A Gaulish God: He of Death This Gauish god is known from several inscriptions found in the Provence region of France. In each inscription he is equated with Roman Mars, and this, with the interpretation of his name's meaning indicates that he was a martial deity, a 'bringer of death'.
Synonyms: Gaul: Death
Belado is known from several inscriptions, all originating in Gaul. The first of these (CIL XII 0503) was discovered at Aix-en-Provence, Boches-du-Rhône, France which reads: Marti Beladoni T(itus) Fl(avius) Iustus ex iussu (To Mars Belado, Titus Flavius Iustus [proffers this] in fulfilment of a demand). The next two inscriptions (AE 1904, 142 and AE 1904, 143) both derive from Limans, Alpes de Haute-Provence, France. The first of these (AE 1904, 142) reads: [Marti] Bela[doni] v(otum) s(olvit) [l(ibens) m(erito)] T(itus) Vent[idius?] Cila I[ (To Mars Belado, Titus Ventidius Cila I[ willingly and deservedly [offers this] in fulfilment of a vow). The next inscription, (AE 1904, 143) reads: [Marti] Bela[doni] Con[nius] Urs[us] v(otum) s(olvit) [l(ibens) m(erito)] (To Mars Belado, Connius the Bear willingly and deservedly [offers this] in fulfilment of a vow).

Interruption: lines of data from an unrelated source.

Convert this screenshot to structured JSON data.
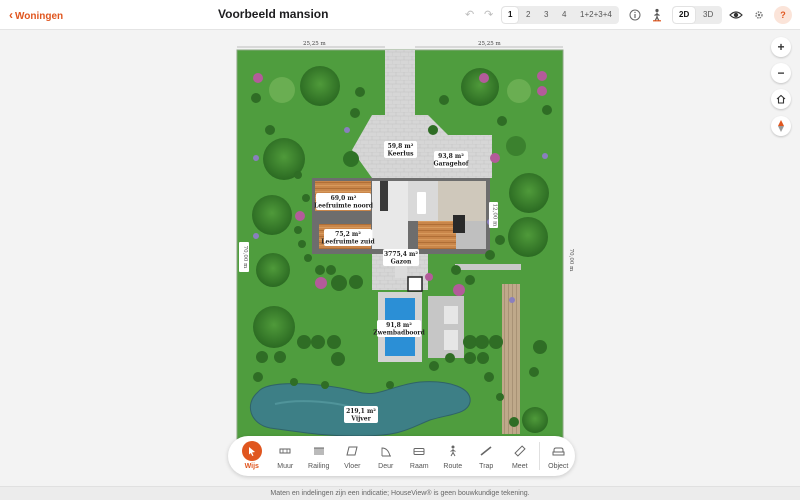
{
  "header": {
    "back_label": "Woningen",
    "title": "Voorbeeld mansion",
    "floors": [
      "1",
      "2",
      "3",
      "4",
      "1+2+3+4"
    ],
    "active_floor": "1",
    "views": [
      "2D",
      "3D"
    ],
    "active_view": "2D",
    "help_label": "?"
  },
  "plan": {
    "dimensions": {
      "top_left": "25,25 m",
      "top_right": "25,25 m",
      "side_left": "70,00 m",
      "side_right": "70,00 m",
      "inner": "12,00 m"
    },
    "rooms": [
      {
        "area": "59,8 m²",
        "name": "Keerlus"
      },
      {
        "area": "93,8 m²",
        "name": "Garagehof"
      },
      {
        "area": "69,0 m²",
        "name": "Leefruimte noord"
      },
      {
        "area": "75,2 m²",
        "name": "Leefruimte zuid"
      },
      {
        "area": "3775,4 m²",
        "name": "Gazon"
      },
      {
        "area": "91,8 m²",
        "name": "Zwembadboord"
      },
      {
        "area": "219,1 m²",
        "name": "Vijver"
      }
    ]
  },
  "tools": [
    {
      "label": "Wijs",
      "icon": "cursor-icon"
    },
    {
      "label": "Muur",
      "icon": "wall-icon"
    },
    {
      "label": "Railing",
      "icon": "railing-icon"
    },
    {
      "label": "Vloer",
      "icon": "floor-icon"
    },
    {
      "label": "Deur",
      "icon": "door-icon"
    },
    {
      "label": "Raam",
      "icon": "window-icon"
    },
    {
      "label": "Route",
      "icon": "route-icon"
    },
    {
      "label": "Trap",
      "icon": "stairs-icon"
    },
    {
      "label": "Meet",
      "icon": "ruler-icon"
    },
    {
      "label": "Object",
      "icon": "sofa-icon"
    }
  ],
  "active_tool": "Wijs",
  "footer": {
    "disclaimer": "Maten en indelingen zijn een indicatie; HouseView® is geen bouwkundige tekening."
  },
  "colors": {
    "accent": "#e0561f",
    "lawn": "#4c9a3c",
    "pool": "#2b8fd6",
    "pond": "#3d7f86",
    "paving": "#cfcfcf"
  }
}
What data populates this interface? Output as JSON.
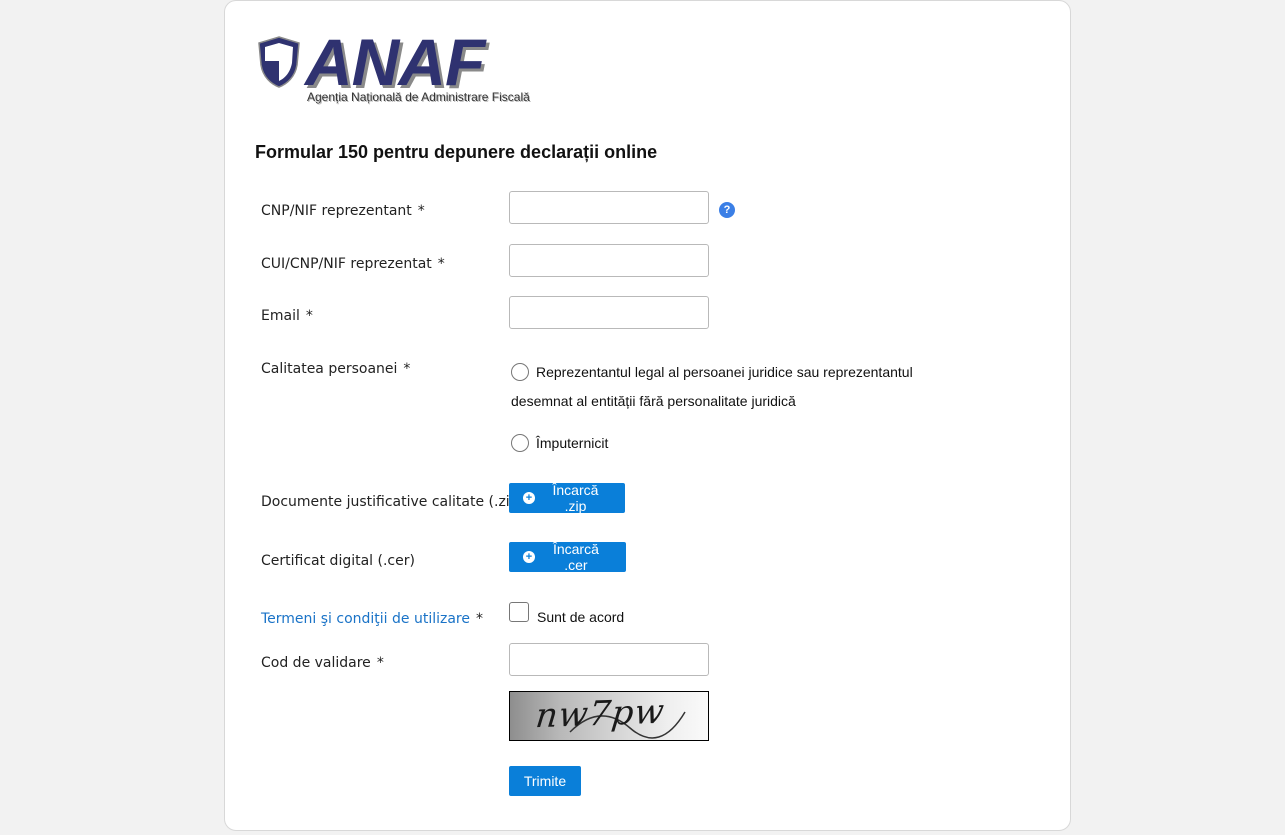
{
  "logo": {
    "name": "ANAF",
    "subtitle": "Agenția Națională de Administrare Fiscală"
  },
  "form": {
    "title": "Formular 150 pentru depunere declarații online",
    "required_mark": "*",
    "fields": {
      "cnp_reprezentant": {
        "label": "CNP/NIF reprezentant",
        "value": ""
      },
      "cui_reprezentat": {
        "label": "CUI/CNP/NIF reprezentat",
        "value": ""
      },
      "email": {
        "label": "Email",
        "value": ""
      },
      "calitatea": {
        "label": "Calitatea persoanei",
        "options": [
          {
            "line1": "Reprezentantul legal al persoanei juridice sau reprezentantul",
            "line2": "desemnat al entității fără personalitate juridică"
          },
          {
            "line1": "Împuternicit"
          }
        ]
      },
      "documente": {
        "label": "Documente justificative calitate (.zip)",
        "button": "Încarcă .zip"
      },
      "certificat": {
        "label": "Certificat digital (.cer)",
        "button": "Încarcă .cer"
      },
      "termeni": {
        "link": "Termeni şi condiţii de utilizare",
        "checkbox_label": "Sunt de acord"
      },
      "cod": {
        "label": "Cod de validare",
        "value": "",
        "captcha_text": "nw7pw"
      }
    },
    "submit": "Trimite"
  },
  "colors": {
    "primary": "#0a7fd9",
    "link": "#1a73c7",
    "logo": "#2f3270",
    "help": "#3b7fe6"
  },
  "icons": {
    "help": "help-icon",
    "upload": "plus-circle-icon",
    "shield": "shield-icon"
  }
}
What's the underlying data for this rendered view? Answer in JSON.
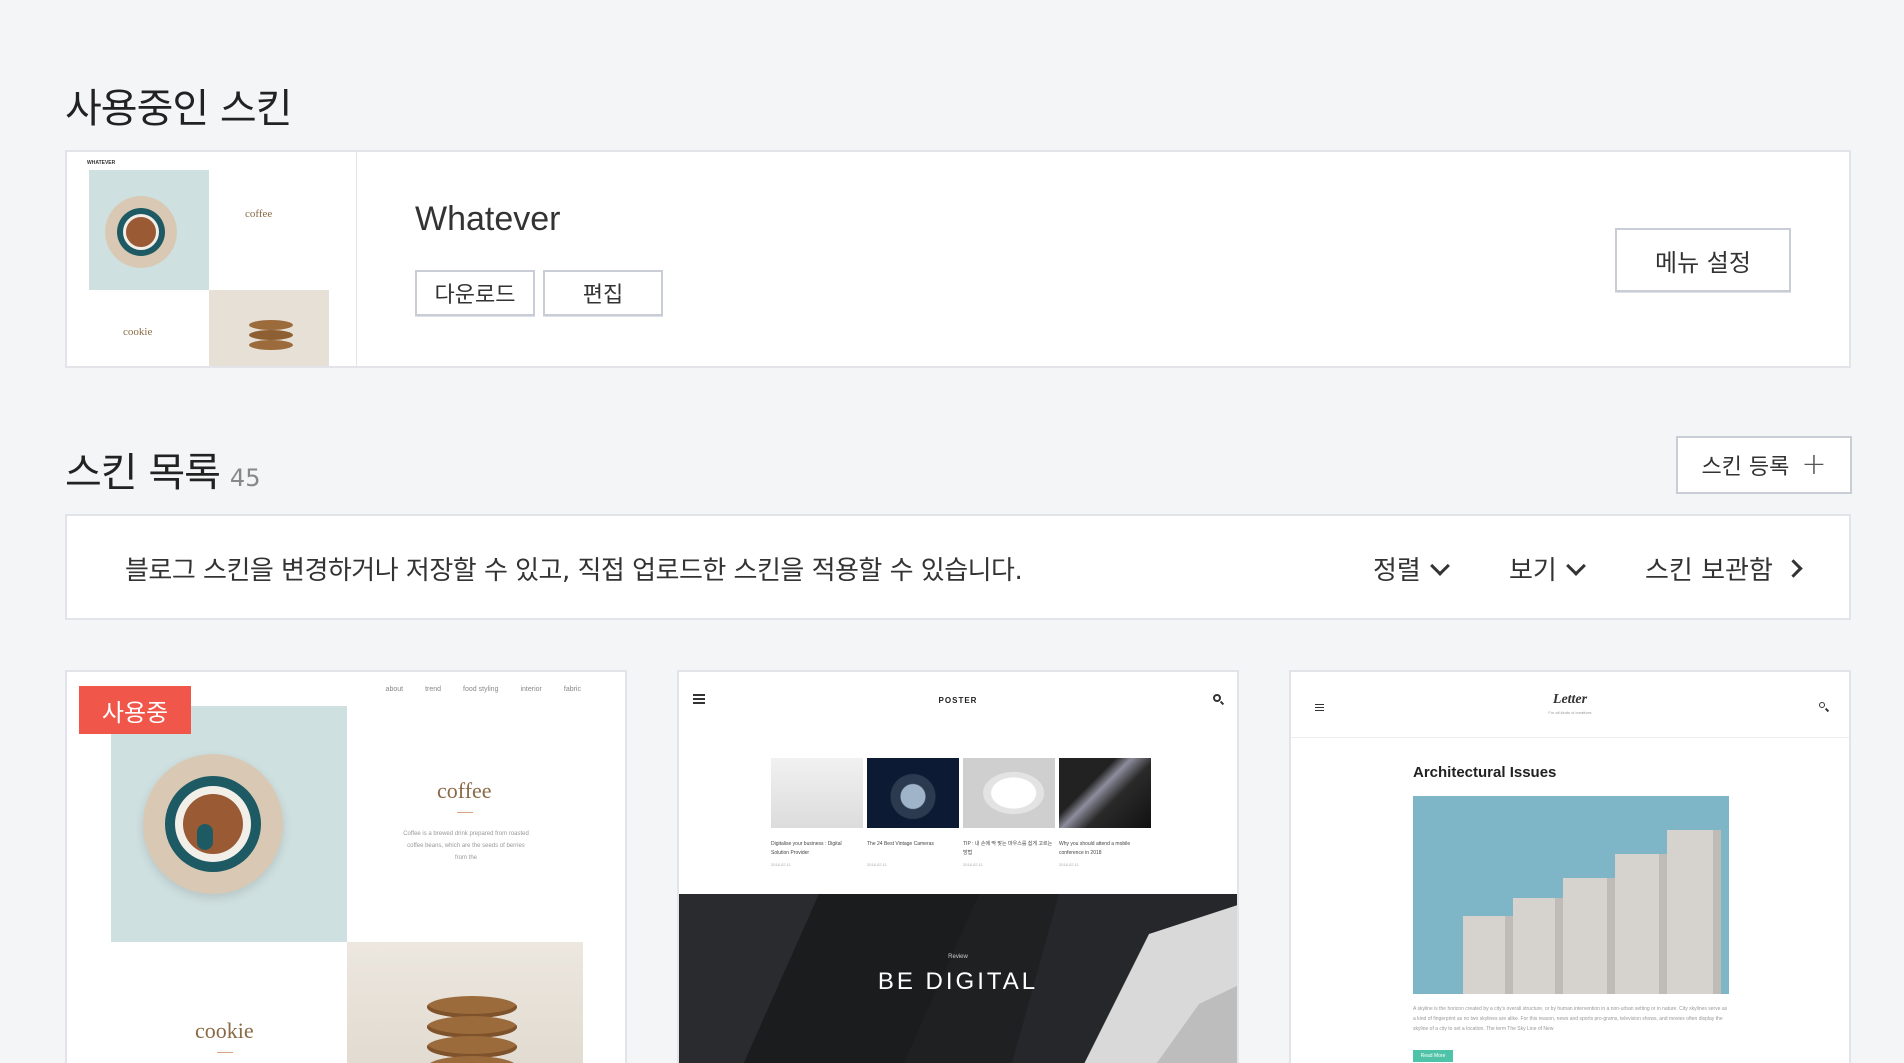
{
  "current": {
    "section_title": "사용중인 스킨",
    "skin_name": "Whatever",
    "download_label": "다운로드",
    "edit_label": "편집",
    "menu_settings_label": "메뉴 설정",
    "thumb": {
      "logo": "WHATEVER",
      "word_coffee": "coffee",
      "word_cookie": "cookie"
    }
  },
  "list": {
    "section_title": "스킨 목록",
    "count": "45",
    "register_label": "스킨 등록",
    "info_text": "블로그 스킨을 변경하거나 저장할 수 있고, 직접 업로드한 스킨을 적용할 수 있습니다.",
    "sort_label": "정렬",
    "view_label": "보기",
    "storage_label": "스킨 보관함"
  },
  "cards": {
    "whatever": {
      "badge": "사용중",
      "nav": [
        "about",
        "trend",
        "food styling",
        "interior",
        "fabric"
      ],
      "word_coffee": "coffee",
      "coffee_desc": "Coffee is a brewed drink prepared from roasted coffee beans, which are the seeds of berries from the",
      "word_cookie": "cookie"
    },
    "poster": {
      "logo": "POSTER",
      "captions": [
        "Digitalise your business : Digital Solution Provider",
        "The 24 Best Vintage Cameras",
        "TIP : 내 손에 딱 맞는 마우스를 쉽게 고르는 방법",
        "Why you should attend a mobile conference in 2018"
      ],
      "dates": [
        "2018.02.11",
        "2018.02.11",
        "2018.02.11",
        "2018.02.11"
      ],
      "hero_kicker": "Review",
      "hero_title": "BE DIGITAL"
    },
    "letter": {
      "logo": "Letter",
      "tagline": "For all kinds of creatives",
      "post_title": "Architectural Issues",
      "post_text": "A skyline is the horizon created by a city's overall structure, or by human intervention in a non-urban setting or in nature. City skylines serve as a kind of fingerprint as no two skylines are alike. For this reason, news and sports pro-grams, television shows, and movies often display the skyline of a city to set a location. The term The Sky Line of New",
      "read_more": "Read More"
    }
  },
  "colors": {
    "badge": "#f0564a",
    "background": "#f4f5f7",
    "border": "#e2e4e9"
  }
}
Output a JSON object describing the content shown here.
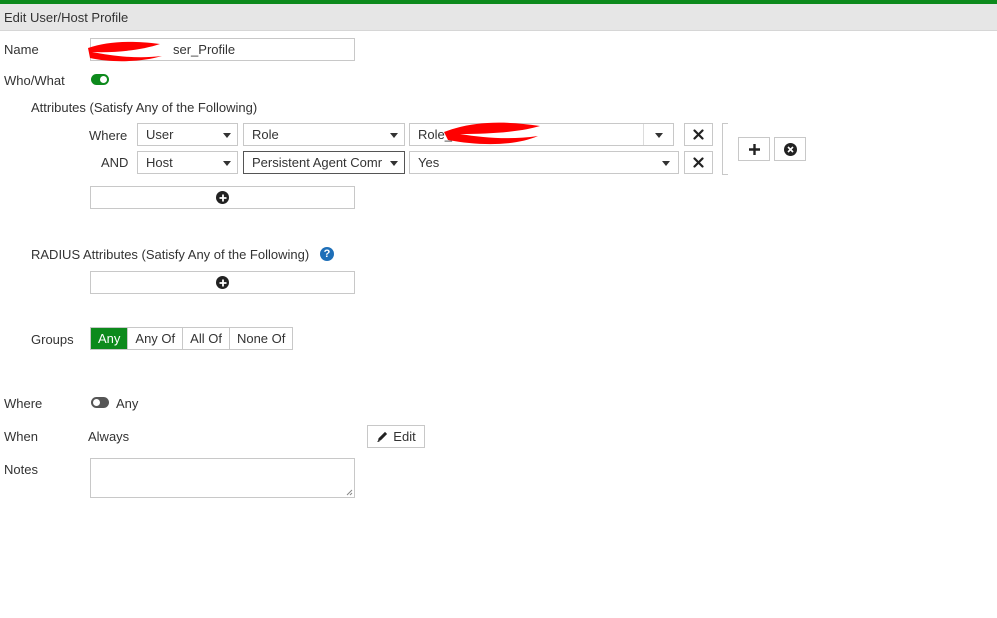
{
  "colors": {
    "accent": "#0d8a1c",
    "toggle_off": "#555555",
    "help": "#1e6fb8",
    "redaction": "#ff0000"
  },
  "dialog": {
    "title": "Edit User/Host Profile"
  },
  "name": {
    "label": "Name",
    "value": "ser_Profile"
  },
  "who_what": {
    "label": "Who/What",
    "enabled": true
  },
  "attributes": {
    "heading": "Attributes (Satisfy Any of the Following)",
    "rows": [
      {
        "connector": "Where",
        "type": "User",
        "attribute": "Role",
        "value": "Role_"
      },
      {
        "connector": "AND",
        "type": "Host",
        "attribute": "Persistent Agent Comr",
        "value": "Yes"
      }
    ],
    "add_icon": "plus-circle-icon"
  },
  "radius": {
    "heading": "RADIUS Attributes (Satisfy Any of the Following)",
    "help_icon": "question-circle-icon"
  },
  "groups": {
    "label": "Groups",
    "options": [
      "Any",
      "Any Of",
      "All Of",
      "None Of"
    ],
    "selected": "Any"
  },
  "where": {
    "label": "Where",
    "enabled": false,
    "value": "Any"
  },
  "when": {
    "label": "When",
    "value": "Always",
    "edit_label": "Edit"
  },
  "notes": {
    "label": "Notes",
    "value": ""
  }
}
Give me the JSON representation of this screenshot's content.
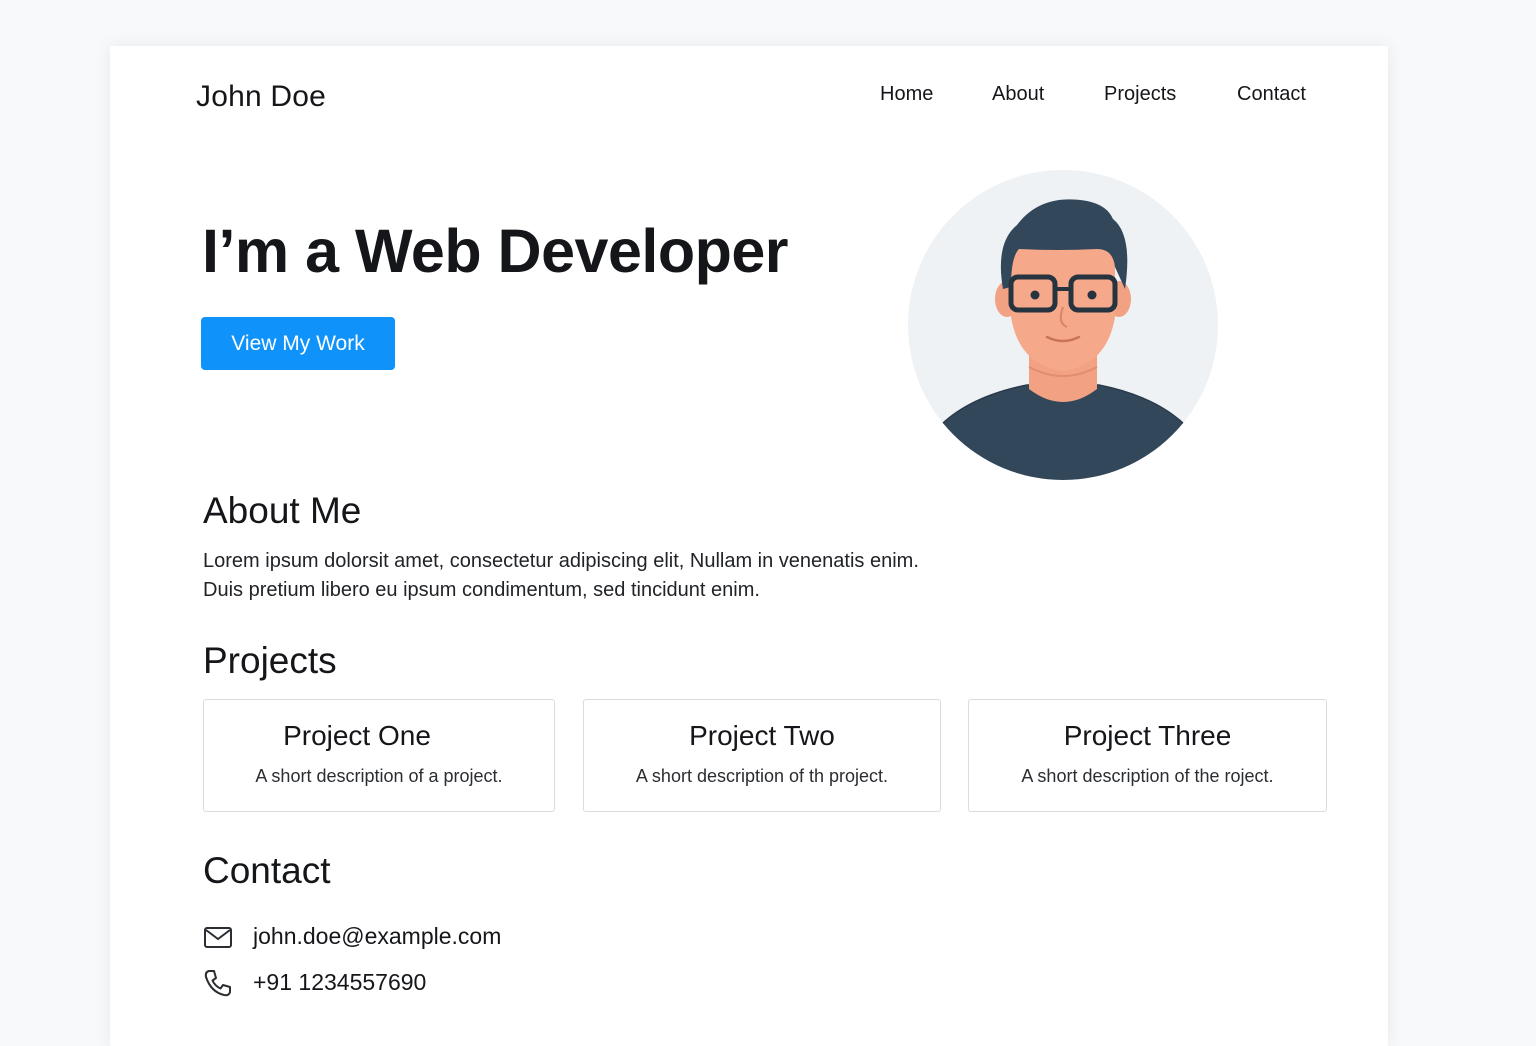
{
  "header": {
    "brand": "John Doe",
    "nav": [
      "Home",
      "About",
      "Projects",
      "Contact"
    ]
  },
  "hero": {
    "title": "I’m a Web Developer",
    "cta_label": "View My Work",
    "accent_color": "#0f93fb"
  },
  "about": {
    "heading": "About Me",
    "line1": "Lorem ipsum dolorsit amet, consectetur adipiscing elit, Nullam in venenatis enim.",
    "line2": "Duis pretium libero eu ipsum condimentum, sed tincidunt enim."
  },
  "projects": {
    "heading": "Projects",
    "items": [
      {
        "title": "Project One",
        "description": "A short description of a project."
      },
      {
        "title": "Project Two",
        "description": "A short description of th project."
      },
      {
        "title": "Project Three",
        "description": "A short description of the roject."
      }
    ]
  },
  "contact": {
    "heading": "Contact",
    "email": "john.doe@example.com",
    "phone": "+91 1234557690",
    "email_icon": "mail-icon",
    "phone_icon": "phone-icon"
  }
}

The final inscription (AE 1991, 1197) derives from Plaisians, Drôme, France and reads: Marti Beladoni Patern(us) Quintuli v(otum) [s(olvit)] l(ibens) m(erito) (To Mars Belado, Paternus Quintulius willingly and deservedly [offers this] in fulfilment of a vow). In each case the name Belado associated with the Roman warrior deity Mars by Interpretato Romano which strongly indicates that Belado was considered a warrior-type deity.
This association of Belado with Mars also has a bearing upon the interpretation of the deity's name. If the name is Celtic then it can only be derived from the reconstructed proto-Celtic element: *belatu- (death). Though this would be expected to give us the name Belato. However, the name also has echoes of the Latin Bellus (war/battle) but we'd then expect the form Belladus. What seems to have happened is that the Gaulish name of the deity has been given the -dus ending based on the influence of Latin bello. Thus Beladus can be interpreted as 'He of Death'.